|43||*||Windholz, et al., Prostaglandin(s) , The Merck Index, pp. 1134 1135, 1983.|
|44||Wolfson et al., "Intraurethral Prostaglandin E-2 Cram: A Possible Alternative Treatment for Erectile Dysfunction", Urology, vol. 42, No. 1, Jul. 1993 and Abstract of Article.|
|45||*||Wolfson et al., Intraurethral Prostaglandin E 2 Cram: A Possible Alternative Treatment for Erectile Dysfunction , Urology , vol. 42, No. 1, Jul. 1993 and Abstract of Article.|
|46||Zoutendam et al., "Quantitative Determination of Alprostadil (PGE1) in Bulk Drug and Pharmaceutical For ulations by High-Performance Liquid Chromatography," Journal of Chromatography, 283, 273-280, 1984.|
|47||*||Zoutendam et al., Quantitative Determination of Alprostadil (PGE 1 ) in Bulk Drug and Pharmaceutical For ulations by High Performance Liquid Chromatography, Journal of Chromatography, 283, 273 280, 1984.|
|Citing Patent||Filing date||Publication date||Applicant||Title|
|US6589990||Feb 2, 2000||Jul 8, 2003||Panagiotis Kanakaris||Methods and compositions for misoprostol compound treatment of erectile dysfunction|
|US6825234||Jul 2, 2002||Nov 30, 2004||Nexmed (Holdings) , Inc.||Compositions and methods for amelioration of human female sexual dysfunction|
|US6897239||Aug 13, 1999||May 24, 2005||Lavipharm S.A.||Use of misoprostol and/or metabolites of misoprostol for treating sexual dysfunction in women|
|US7176238||Mar 1, 2000||Feb 13, 2007||Nitromed Inc.||Nitrostated and nitrosylated prostaglandins, compositions and methods of use|
|US7449595||Dec 19, 2006||Nov 11, 2008||Nitromed, Inc.||Nitrosated and nitrosylated prostaglandins, compositions and methods of use|
|US7772278||Sep 24, 2008||Aug 10, 2010||Nitromed, Inc.||Nitrosated and nitrosylated prostaglandins, compositions and methods of use|
|US20070112067 *||Dec 19, 2006||May 17, 2007||Nitromed, Inc.||Nitrosated and nitrosylated prostaglandins, compositions and methods of use|

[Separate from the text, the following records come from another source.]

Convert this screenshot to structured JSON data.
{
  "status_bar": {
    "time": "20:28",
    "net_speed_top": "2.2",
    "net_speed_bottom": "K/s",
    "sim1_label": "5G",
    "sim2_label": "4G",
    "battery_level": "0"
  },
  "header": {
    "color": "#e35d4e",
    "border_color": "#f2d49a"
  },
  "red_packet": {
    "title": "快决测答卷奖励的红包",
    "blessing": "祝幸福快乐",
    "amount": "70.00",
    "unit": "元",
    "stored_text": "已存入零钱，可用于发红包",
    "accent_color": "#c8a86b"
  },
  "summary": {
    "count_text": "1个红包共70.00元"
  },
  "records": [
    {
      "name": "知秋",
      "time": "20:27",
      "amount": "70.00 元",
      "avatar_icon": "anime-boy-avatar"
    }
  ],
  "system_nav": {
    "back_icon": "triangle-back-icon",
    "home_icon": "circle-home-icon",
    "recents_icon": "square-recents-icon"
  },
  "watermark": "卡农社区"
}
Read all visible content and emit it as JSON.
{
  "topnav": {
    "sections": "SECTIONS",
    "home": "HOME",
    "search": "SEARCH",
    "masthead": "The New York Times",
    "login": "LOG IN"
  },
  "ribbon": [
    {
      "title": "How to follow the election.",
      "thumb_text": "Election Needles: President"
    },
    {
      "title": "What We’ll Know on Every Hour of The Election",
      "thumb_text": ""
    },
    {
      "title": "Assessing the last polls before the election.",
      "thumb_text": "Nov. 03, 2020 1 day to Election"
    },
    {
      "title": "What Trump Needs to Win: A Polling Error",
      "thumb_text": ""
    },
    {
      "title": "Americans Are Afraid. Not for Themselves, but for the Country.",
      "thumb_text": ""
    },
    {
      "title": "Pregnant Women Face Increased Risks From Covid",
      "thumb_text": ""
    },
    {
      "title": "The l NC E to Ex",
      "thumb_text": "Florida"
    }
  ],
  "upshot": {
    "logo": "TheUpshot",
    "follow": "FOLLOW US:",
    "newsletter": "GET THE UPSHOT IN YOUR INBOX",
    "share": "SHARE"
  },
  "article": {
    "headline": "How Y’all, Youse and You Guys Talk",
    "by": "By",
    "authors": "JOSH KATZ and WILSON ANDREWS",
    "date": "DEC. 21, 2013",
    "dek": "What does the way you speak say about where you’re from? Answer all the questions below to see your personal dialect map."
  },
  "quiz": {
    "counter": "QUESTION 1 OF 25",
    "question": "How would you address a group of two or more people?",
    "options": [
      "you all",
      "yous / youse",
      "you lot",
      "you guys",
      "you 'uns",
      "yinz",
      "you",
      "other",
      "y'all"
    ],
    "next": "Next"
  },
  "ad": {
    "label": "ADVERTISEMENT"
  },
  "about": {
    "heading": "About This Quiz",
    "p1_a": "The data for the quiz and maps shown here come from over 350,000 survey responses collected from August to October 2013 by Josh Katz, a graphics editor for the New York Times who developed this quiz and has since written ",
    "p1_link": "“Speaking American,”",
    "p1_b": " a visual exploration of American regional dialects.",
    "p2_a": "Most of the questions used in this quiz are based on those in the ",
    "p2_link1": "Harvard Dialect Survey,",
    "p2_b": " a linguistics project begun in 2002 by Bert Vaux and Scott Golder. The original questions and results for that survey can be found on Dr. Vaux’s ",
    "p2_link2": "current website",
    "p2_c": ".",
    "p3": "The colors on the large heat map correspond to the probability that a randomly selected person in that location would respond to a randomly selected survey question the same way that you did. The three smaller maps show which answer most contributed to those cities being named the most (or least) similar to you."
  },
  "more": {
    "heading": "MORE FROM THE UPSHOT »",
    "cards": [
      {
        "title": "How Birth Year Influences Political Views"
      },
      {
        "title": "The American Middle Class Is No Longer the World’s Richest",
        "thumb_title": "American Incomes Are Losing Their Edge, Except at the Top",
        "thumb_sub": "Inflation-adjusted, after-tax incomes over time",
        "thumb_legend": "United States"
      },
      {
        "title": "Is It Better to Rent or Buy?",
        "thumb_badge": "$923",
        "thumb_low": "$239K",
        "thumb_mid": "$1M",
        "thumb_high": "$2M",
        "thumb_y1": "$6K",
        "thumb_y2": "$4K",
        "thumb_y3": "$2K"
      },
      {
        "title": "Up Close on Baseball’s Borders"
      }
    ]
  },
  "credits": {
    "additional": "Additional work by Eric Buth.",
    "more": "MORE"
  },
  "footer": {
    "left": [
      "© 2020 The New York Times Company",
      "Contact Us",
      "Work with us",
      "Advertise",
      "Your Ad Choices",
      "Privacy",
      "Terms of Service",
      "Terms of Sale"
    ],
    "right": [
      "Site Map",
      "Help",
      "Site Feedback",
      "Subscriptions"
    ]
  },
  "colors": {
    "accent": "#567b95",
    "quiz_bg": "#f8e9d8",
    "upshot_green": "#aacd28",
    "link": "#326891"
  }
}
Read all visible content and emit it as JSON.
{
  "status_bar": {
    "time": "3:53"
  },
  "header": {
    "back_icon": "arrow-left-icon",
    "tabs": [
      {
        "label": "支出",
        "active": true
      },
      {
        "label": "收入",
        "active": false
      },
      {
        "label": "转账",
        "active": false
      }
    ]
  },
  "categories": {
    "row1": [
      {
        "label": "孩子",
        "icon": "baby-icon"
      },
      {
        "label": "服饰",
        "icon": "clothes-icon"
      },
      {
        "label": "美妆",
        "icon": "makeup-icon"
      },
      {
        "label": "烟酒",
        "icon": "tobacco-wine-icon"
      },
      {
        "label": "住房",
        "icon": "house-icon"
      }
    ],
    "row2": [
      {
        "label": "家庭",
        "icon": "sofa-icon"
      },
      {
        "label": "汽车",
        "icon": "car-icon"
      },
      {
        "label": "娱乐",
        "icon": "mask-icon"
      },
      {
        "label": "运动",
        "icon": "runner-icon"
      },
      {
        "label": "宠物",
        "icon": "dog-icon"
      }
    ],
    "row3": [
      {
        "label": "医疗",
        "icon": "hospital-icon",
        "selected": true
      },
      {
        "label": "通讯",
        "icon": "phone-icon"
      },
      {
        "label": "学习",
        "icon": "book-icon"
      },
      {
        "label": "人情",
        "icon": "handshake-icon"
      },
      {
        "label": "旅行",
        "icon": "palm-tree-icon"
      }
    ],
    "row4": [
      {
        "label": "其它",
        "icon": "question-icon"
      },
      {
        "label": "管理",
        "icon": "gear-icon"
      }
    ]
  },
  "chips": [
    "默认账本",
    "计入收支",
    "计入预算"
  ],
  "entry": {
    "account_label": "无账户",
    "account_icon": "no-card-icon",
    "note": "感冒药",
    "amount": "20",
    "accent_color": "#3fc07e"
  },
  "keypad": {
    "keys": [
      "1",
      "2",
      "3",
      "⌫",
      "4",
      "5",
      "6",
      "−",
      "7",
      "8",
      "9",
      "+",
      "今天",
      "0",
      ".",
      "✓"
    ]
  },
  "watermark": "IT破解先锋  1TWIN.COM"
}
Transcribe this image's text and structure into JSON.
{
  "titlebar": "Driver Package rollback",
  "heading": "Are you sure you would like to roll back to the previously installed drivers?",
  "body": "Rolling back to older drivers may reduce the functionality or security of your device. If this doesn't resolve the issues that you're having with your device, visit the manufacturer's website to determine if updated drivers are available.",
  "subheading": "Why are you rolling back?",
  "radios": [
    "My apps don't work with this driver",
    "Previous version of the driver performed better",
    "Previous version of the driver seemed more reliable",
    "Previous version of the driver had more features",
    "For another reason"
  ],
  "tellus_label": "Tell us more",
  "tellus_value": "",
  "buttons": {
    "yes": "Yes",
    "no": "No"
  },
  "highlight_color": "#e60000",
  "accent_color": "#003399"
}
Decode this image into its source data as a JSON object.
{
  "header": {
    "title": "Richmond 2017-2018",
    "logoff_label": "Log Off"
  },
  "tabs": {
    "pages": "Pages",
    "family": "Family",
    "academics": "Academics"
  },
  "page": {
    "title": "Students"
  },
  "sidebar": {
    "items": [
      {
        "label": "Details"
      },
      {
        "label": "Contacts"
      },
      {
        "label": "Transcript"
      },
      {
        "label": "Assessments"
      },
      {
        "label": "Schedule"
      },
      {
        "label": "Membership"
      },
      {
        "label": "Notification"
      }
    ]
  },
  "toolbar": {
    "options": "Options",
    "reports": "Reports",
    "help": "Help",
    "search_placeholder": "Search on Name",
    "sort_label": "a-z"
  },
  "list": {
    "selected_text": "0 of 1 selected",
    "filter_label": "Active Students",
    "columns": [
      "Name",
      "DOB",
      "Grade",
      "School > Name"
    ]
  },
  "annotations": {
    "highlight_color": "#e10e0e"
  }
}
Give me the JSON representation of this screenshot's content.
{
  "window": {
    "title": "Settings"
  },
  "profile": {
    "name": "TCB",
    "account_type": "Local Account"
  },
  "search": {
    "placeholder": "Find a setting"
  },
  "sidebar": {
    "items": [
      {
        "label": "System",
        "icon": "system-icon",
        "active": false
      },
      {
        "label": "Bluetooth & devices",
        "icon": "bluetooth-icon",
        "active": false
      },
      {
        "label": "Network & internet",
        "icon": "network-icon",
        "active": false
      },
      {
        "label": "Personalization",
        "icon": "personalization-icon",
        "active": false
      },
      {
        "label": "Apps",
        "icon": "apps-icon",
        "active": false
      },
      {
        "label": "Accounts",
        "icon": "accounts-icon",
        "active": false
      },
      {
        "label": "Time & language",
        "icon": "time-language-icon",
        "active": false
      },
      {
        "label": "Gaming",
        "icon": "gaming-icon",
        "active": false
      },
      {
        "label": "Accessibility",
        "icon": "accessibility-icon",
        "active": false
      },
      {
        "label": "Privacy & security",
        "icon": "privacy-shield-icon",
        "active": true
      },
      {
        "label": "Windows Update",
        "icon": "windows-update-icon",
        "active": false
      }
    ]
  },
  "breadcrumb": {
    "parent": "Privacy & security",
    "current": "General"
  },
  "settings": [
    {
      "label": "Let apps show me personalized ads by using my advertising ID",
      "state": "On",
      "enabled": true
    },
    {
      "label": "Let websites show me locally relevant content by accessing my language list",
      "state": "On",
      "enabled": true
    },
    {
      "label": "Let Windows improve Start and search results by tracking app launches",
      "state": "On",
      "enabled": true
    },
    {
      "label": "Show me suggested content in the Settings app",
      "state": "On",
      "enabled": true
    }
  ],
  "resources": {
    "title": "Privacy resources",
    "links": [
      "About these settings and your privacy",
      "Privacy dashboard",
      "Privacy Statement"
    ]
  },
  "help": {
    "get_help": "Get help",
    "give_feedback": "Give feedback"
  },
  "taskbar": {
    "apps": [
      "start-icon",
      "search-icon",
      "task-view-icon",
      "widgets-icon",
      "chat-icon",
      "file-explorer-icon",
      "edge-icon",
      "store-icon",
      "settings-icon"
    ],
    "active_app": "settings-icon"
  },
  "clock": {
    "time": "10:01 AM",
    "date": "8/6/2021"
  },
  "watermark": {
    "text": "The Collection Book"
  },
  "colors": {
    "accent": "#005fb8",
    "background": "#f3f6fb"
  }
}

|US20070191320 *||Dec 29, 2006||Aug 16, 2007||Nexmed Holdings, Inc.||Methods of treatment for female sexual arousal disorder|
|US20090088366 *||Sep 24, 2008||Apr 2, 2009||Nitromed, Inc.||Nitrosated and nitrosylated prostaglandins, compositions and methods of use|
|WO2000053148A2 *||Mar 3, 2000||Sep 14, 2000||Merck & Co., Inc.||Methods and compositions for treating erectile dysfunction|
|WO2000053148A3 *||Mar 3, 2000||Dec 14, 2000||Merck & Co Inc||Methods and compositions for treating erectile dysfunction|
|International Classification||A61K31/557, A61K31/5575, A61K9/00|
|Cooperative Classification||A61K31/557, A61K31/5575, A61K9/0034|
|European Classification||A61K31/5575, A61K9/00M8, A61K31/557|
|Mar 27, 2003||FPAY||Fee payment|
Year of fee payment: 4
|Apr 2, 2007||FPAY||Fee payment|
Year of fee payment: 8
|May 9, 2011||REMI||Maintenance fee reminder mailed|
|Oct 5, 2011||LAPS||Lapse for failure to pay maintenance fees|
|Nov 22, 2011||FP||Expired due to failure to pay maintenance fee|
Effective date: 20111005